**EXERCISE DETAILS**. Search the entries below for the string "this" and copy the lines that hold it.

Collected data entries:
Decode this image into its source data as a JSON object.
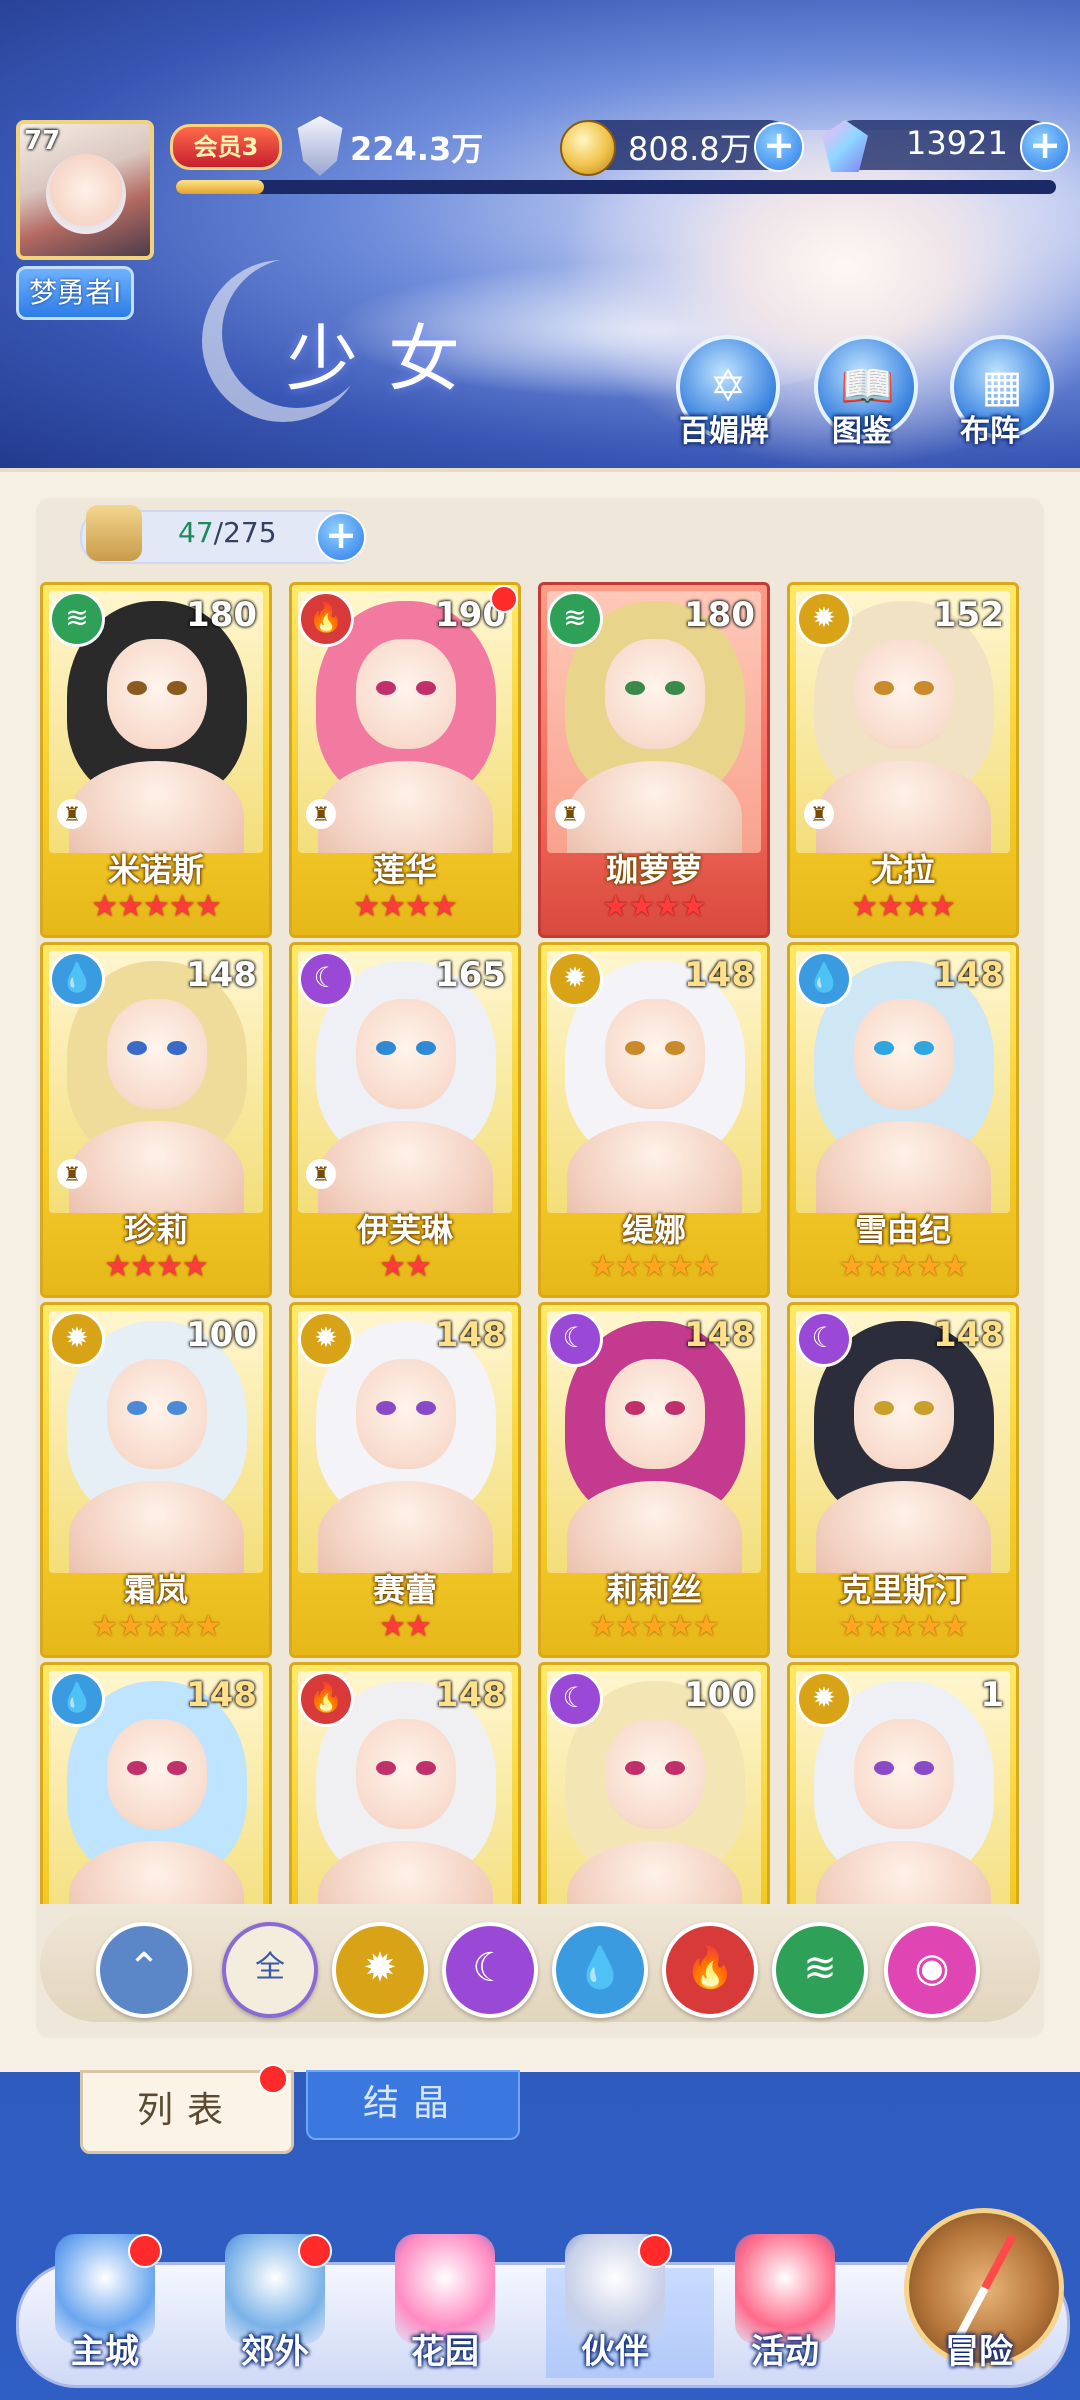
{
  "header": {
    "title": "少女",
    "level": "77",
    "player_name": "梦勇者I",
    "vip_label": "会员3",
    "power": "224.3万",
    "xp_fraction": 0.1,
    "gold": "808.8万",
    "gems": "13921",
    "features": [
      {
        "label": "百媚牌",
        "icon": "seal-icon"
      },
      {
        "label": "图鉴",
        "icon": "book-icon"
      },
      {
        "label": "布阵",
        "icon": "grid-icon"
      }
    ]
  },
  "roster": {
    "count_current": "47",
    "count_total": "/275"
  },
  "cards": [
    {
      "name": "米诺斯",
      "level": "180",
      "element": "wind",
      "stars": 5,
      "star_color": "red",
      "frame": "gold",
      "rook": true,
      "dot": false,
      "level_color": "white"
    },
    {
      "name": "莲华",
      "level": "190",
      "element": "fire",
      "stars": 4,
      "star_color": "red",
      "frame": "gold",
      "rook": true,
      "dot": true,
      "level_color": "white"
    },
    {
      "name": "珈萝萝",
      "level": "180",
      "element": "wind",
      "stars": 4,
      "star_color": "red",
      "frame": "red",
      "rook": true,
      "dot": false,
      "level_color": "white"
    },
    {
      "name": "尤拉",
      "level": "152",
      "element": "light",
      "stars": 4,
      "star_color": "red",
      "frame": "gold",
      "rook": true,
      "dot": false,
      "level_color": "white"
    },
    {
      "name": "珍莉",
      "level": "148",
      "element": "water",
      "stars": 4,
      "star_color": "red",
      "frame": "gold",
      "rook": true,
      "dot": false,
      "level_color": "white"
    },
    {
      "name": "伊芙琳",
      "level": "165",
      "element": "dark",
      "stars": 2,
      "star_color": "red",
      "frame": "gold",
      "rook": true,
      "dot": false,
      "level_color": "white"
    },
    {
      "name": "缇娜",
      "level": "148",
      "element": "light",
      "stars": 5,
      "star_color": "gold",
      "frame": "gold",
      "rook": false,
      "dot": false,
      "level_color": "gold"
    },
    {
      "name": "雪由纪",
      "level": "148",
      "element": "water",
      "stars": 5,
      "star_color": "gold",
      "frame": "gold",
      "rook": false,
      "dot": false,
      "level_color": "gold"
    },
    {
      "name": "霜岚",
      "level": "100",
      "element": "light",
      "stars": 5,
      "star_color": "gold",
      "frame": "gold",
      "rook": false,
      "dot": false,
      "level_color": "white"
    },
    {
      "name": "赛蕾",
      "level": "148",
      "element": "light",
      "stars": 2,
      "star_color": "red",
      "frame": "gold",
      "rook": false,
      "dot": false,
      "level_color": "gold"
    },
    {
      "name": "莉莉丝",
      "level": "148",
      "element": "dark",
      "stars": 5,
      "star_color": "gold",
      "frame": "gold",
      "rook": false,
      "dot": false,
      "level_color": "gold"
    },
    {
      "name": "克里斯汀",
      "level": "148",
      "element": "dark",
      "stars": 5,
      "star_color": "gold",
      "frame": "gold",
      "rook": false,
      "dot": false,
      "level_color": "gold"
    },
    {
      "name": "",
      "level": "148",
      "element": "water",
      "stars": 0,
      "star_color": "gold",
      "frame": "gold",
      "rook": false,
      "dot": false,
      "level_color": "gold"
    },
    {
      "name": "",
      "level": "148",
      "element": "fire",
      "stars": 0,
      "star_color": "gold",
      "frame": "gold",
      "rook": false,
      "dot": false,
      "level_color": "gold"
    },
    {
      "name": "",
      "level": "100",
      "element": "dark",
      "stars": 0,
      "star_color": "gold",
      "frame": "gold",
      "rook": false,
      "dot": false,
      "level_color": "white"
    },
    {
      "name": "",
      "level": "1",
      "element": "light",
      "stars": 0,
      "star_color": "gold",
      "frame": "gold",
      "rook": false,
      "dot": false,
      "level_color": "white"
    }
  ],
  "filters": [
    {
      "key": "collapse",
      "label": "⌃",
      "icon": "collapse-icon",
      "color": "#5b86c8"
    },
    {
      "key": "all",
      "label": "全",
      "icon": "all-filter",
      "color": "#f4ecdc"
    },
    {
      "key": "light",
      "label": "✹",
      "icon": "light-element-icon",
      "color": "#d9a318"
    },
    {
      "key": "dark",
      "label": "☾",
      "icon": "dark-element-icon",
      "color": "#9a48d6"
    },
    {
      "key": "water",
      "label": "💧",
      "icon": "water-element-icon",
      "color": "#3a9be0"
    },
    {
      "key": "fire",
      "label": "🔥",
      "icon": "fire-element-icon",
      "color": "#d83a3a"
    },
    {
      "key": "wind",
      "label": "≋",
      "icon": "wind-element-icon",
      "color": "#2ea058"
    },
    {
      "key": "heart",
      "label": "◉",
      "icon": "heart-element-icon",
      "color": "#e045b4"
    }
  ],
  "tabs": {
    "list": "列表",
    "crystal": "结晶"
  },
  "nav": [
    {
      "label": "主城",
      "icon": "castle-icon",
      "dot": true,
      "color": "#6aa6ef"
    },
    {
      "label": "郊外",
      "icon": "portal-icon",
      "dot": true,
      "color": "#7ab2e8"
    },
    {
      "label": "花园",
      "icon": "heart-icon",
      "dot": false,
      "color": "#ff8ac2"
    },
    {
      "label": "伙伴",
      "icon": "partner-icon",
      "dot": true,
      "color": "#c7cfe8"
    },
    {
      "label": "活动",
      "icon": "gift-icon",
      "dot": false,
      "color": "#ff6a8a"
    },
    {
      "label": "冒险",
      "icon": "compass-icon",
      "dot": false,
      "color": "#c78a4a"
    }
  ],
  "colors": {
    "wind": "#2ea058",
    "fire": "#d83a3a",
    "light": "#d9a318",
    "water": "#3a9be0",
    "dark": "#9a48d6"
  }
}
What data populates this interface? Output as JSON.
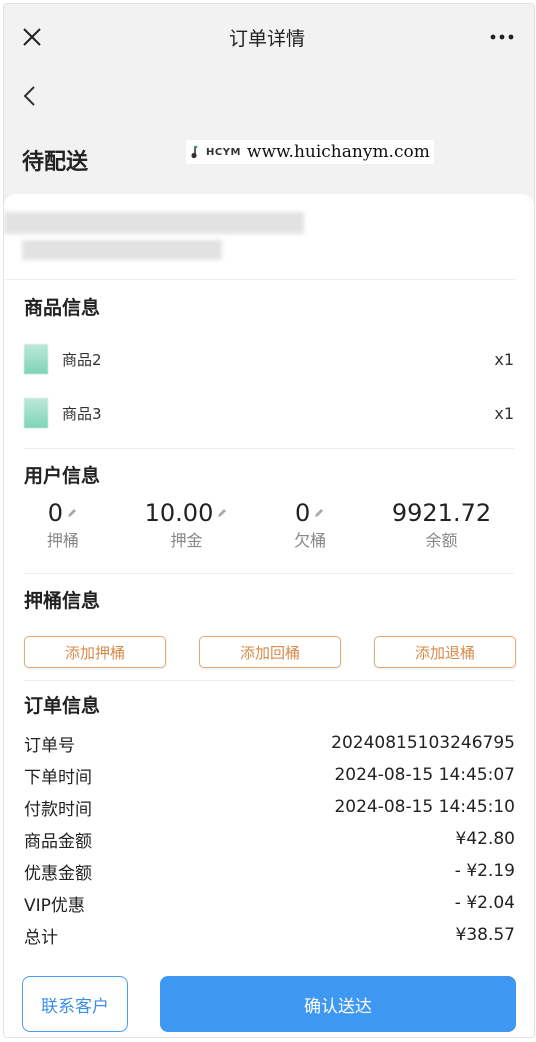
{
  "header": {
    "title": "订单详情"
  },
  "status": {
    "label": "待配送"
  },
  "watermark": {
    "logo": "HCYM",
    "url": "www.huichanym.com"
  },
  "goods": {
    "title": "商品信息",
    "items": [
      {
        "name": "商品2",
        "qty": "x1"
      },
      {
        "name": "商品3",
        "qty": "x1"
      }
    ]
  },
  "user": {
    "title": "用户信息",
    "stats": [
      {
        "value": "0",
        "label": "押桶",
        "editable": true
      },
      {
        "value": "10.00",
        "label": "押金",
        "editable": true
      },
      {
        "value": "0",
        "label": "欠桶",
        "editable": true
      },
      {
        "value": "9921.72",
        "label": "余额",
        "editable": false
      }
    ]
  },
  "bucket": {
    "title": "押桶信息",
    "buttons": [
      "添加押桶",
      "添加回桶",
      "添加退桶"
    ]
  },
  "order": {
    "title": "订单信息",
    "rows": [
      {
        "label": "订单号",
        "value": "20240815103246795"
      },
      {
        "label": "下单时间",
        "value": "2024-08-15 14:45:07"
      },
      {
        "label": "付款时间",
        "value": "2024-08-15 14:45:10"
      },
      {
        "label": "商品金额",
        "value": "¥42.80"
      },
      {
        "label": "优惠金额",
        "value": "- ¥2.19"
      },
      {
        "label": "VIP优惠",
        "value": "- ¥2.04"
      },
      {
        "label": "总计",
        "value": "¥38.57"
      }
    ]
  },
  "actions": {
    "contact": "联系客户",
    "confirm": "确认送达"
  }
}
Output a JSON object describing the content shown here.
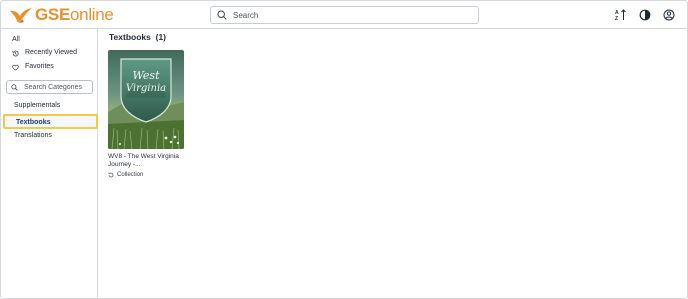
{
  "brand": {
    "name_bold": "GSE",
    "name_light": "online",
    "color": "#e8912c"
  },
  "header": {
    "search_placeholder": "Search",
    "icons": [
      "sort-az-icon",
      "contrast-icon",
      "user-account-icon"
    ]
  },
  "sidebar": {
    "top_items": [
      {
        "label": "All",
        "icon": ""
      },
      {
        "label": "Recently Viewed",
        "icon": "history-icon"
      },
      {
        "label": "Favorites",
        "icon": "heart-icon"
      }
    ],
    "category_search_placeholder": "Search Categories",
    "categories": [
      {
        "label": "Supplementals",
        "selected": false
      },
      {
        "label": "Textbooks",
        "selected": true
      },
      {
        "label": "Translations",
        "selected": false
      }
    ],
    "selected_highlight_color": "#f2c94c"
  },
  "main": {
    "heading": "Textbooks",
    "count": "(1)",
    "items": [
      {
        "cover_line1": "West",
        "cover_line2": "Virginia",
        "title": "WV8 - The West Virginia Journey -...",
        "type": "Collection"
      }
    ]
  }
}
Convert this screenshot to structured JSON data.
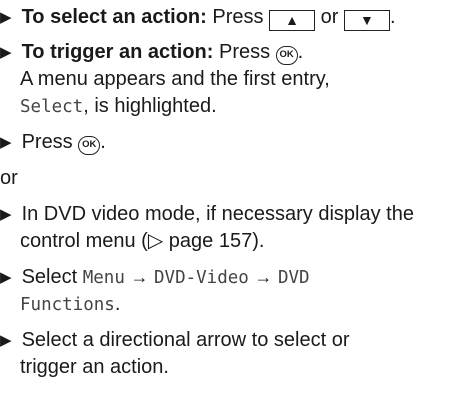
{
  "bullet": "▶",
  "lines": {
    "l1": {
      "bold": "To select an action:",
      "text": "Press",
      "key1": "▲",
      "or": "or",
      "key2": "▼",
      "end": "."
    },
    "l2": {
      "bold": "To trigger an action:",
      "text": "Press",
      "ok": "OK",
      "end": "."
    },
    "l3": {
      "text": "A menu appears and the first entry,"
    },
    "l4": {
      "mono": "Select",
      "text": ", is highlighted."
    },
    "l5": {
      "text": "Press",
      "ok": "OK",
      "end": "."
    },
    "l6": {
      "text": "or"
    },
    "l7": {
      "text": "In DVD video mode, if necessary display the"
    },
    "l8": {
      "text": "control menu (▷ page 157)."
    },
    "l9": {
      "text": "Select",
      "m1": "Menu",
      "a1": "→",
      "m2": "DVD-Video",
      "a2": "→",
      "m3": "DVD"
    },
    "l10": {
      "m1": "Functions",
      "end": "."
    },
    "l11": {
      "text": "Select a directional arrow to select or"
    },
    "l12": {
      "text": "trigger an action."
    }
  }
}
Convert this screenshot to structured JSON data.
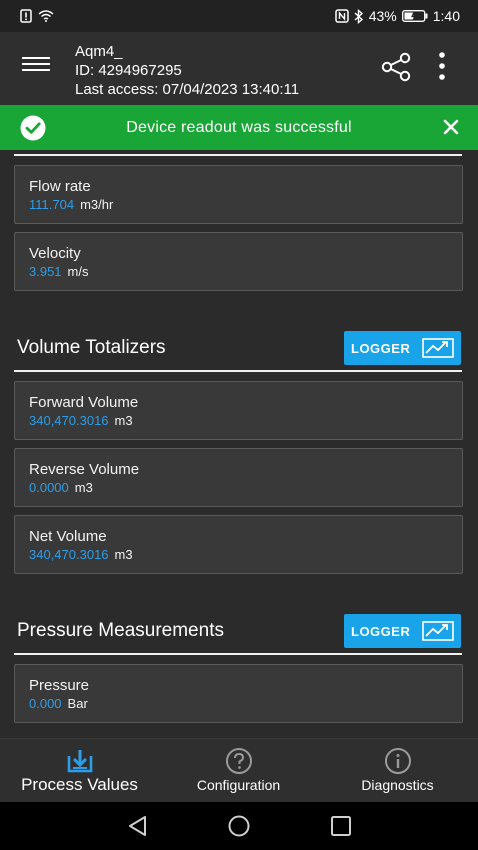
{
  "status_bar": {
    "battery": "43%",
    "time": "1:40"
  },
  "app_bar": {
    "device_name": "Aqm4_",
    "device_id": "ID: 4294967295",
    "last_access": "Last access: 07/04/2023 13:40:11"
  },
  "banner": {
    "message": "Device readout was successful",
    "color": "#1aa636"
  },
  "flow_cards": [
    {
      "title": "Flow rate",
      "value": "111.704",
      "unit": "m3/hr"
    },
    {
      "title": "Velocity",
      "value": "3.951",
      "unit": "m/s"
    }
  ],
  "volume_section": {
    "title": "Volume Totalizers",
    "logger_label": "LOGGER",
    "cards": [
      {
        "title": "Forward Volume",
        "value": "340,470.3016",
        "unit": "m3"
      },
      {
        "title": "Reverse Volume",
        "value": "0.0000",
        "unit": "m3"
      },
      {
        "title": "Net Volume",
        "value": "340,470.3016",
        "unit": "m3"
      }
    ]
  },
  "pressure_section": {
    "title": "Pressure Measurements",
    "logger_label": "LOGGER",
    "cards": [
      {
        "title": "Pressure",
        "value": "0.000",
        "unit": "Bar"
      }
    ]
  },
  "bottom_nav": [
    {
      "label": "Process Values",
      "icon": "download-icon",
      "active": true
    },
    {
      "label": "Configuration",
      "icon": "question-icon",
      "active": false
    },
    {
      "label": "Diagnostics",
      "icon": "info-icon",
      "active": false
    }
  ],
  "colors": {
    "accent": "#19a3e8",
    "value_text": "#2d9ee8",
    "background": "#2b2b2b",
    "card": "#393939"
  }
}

**EXERCISE RESULT**.
Decode this image into its source data as a JSON object.
What data populates this interface? Output as JSON.
Convert this screenshot to structured JSON data.
Convert this screenshot to structured JSON data.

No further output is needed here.